»»

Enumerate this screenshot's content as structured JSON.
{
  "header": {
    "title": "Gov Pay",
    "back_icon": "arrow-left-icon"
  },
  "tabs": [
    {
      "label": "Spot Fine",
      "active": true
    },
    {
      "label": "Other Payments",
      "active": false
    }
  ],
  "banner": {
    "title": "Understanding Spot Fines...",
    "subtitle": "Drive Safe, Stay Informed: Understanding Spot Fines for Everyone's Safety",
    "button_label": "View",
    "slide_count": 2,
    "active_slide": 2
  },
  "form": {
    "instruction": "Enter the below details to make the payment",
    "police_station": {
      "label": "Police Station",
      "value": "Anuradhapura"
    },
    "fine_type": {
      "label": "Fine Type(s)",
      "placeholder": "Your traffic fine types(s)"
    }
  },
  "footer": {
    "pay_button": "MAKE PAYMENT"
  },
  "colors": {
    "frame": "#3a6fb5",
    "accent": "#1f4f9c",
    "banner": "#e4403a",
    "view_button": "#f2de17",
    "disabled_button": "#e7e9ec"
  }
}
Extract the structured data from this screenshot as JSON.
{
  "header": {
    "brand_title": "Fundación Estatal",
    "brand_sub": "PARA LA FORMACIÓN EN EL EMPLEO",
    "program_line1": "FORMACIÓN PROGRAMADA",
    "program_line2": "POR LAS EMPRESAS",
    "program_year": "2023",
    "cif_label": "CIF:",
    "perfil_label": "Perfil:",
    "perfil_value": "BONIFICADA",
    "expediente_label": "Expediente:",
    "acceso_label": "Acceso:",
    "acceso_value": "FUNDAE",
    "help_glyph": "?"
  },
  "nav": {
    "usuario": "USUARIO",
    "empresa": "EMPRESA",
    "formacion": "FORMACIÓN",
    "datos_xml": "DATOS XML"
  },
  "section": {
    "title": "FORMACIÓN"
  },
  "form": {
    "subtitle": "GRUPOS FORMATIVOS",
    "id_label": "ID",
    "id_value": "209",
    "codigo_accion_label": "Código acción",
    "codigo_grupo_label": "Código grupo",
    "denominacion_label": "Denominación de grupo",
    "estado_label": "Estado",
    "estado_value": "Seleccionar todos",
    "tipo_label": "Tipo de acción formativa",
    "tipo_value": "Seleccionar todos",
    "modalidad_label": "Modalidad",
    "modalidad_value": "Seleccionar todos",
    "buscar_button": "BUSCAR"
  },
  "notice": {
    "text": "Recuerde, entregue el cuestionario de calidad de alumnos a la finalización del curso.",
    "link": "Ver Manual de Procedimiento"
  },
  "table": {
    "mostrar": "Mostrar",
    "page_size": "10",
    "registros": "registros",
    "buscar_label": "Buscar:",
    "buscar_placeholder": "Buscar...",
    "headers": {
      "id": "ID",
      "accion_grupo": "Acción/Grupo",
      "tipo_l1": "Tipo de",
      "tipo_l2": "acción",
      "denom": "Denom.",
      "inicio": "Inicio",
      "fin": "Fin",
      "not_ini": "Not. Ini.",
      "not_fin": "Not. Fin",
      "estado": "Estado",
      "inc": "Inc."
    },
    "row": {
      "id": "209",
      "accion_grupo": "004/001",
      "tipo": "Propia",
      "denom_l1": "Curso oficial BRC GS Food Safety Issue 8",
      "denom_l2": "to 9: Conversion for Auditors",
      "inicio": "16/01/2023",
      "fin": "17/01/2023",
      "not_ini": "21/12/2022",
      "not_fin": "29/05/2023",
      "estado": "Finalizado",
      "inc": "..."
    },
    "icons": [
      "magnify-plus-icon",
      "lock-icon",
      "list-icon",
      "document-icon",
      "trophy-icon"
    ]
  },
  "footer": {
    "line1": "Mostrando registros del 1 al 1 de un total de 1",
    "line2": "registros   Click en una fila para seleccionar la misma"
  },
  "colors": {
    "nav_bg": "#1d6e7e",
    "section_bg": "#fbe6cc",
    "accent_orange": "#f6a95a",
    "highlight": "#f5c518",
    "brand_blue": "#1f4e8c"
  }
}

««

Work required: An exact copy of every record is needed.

Task answer:
Enumerate this screenshot's content as structured JSON.
{
  "header": {
    "title": "Gov Pay",
    "back_icon": "arrow-left-icon"
  },
  "tabs": [
    {
      "label": "Spot Fine",
      "active": true
    },
    {
      "label": "Other Payments",
      "active": false
    }
  ],
  "banner": {
    "title": "Understanding Spot Fines...",
    "subtitle": "Drive Safe, Stay Informed: Understanding Spot Fines for Everyone's Safety",
    "button_label": "View",
    "slide_count": 2,
    "active_slide": 2
  },
  "form": {
    "instruction": "Enter the below details to make the payment",
    "police_station": {
      "label": "Police Station",
      "value": "Anuradhapura"
    },
    "fine_type": {
      "label": "Fine Type(s)",
      "placeholder": "Your traffic fine types(s)"
    }
  },
  "footer": {
    "pay_button": "MAKE PAYMENT"
  },
  "colors": {
    "frame": "#3a6fb5",
    "accent": "#1f4f9c",
    "banner": "#e4403a",
    "view_button": "#f2de17",
    "disabled_button": "#e7e9ec"
  }
}
Extract the structured data from this screenshot as JSON.
{
  "header": {
    "brand_title": "Fundación Estatal",
    "brand_sub": "PARA LA FORMACIÓN EN EL EMPLEO",
    "program_line1": "FORMACIÓN PROGRAMADA",
    "program_line2": "POR LAS EMPRESAS",
    "program_year": "2023",
    "cif_label": "CIF:",
    "perfil_label": "Perfil:",
    "perfil_value": "BONIFICADA",
    "expediente_label": "Expediente:",
    "acceso_label": "Acceso:",
    "acceso_value": "FUNDAE",
    "help_glyph": "?"
  },
  "nav": {
    "usuario": "USUARIO",
    "empresa": "EMPRESA",
    "formacion": "FORMACIÓN",
    "datos_xml": "DATOS XML"
  },
  "section": {
    "title": "FORMACIÓN"
  },
  "form": {
    "subtitle": "GRUPOS FORMATIVOS",
    "id_label": "ID",
    "id_value": "209",
    "codigo_accion_label": "Código acción",
    "codigo_grupo_label": "Código grupo",
    "denominacion_label": "Denominación de grupo",
    "estado_label": "Estado",
    "estado_value": "Seleccionar todos",
    "tipo_label": "Tipo de acción formativa",
    "tipo_value": "Seleccionar todos",
    "modalidad_label": "Modalidad",
    "modalidad_value": "Seleccionar todos",
    "buscar_button": "BUSCAR"
  },
  "notice": {
    "text": "Recuerde, entregue el cuestionario de calidad de alumnos a la finalización del curso.",
    "link": "Ver Manual de Procedimiento"
  },
  "table": {
    "mostrar": "Mostrar",
    "page_size": "10",
    "registros": "registros",
    "buscar_label": "Buscar:",
    "buscar_placeholder": "Buscar...",
    "headers": {
      "id": "ID",
      "accion_grupo": "Acción/Grupo",
      "tipo_l1": "Tipo de",
      "tipo_l2": "acción",
      "denom": "Denom.",
      "inicio": "Inicio",
      "fin": "Fin",
      "not_ini": "Not. Ini.",
      "not_fin": "Not. Fin",
      "estado": "Estado",
      "inc": "Inc."
    },
    "row": {
      "id": "209",
      "accion_grupo": "004/001",
      "tipo": "Propia",
      "denom_l1": "Curso oficial BRC GS Food Safety Issue 8",
      "denom_l2": "to 9: Conversion for Auditors",
      "inicio": "16/01/2023",
      "fin": "17/01/2023",
      "not_ini": "21/12/2022",
      "not_fin": "29/05/2023",
      "estado": "Finalizado",
      "inc": "..."
    },
    "icons": [
      "magnify-plus-icon",
      "lock-icon",
      "list-icon",
      "document-icon",
      "trophy-icon"
    ]
  },
  "footer": {
    "line1": "Mostrando registros del 1 al 1 de un total de 1",
    "line2": "registros   Click en una fila para seleccionar la misma"
  },
  "colors": {
    "nav_bg": "#1d6e7e",
    "section_bg": "#fbe6cc",
    "accent_orange": "#f6a95a",
    "highlight": "#f5c518",
    "brand_blue": "#1f4e8c"
  }
}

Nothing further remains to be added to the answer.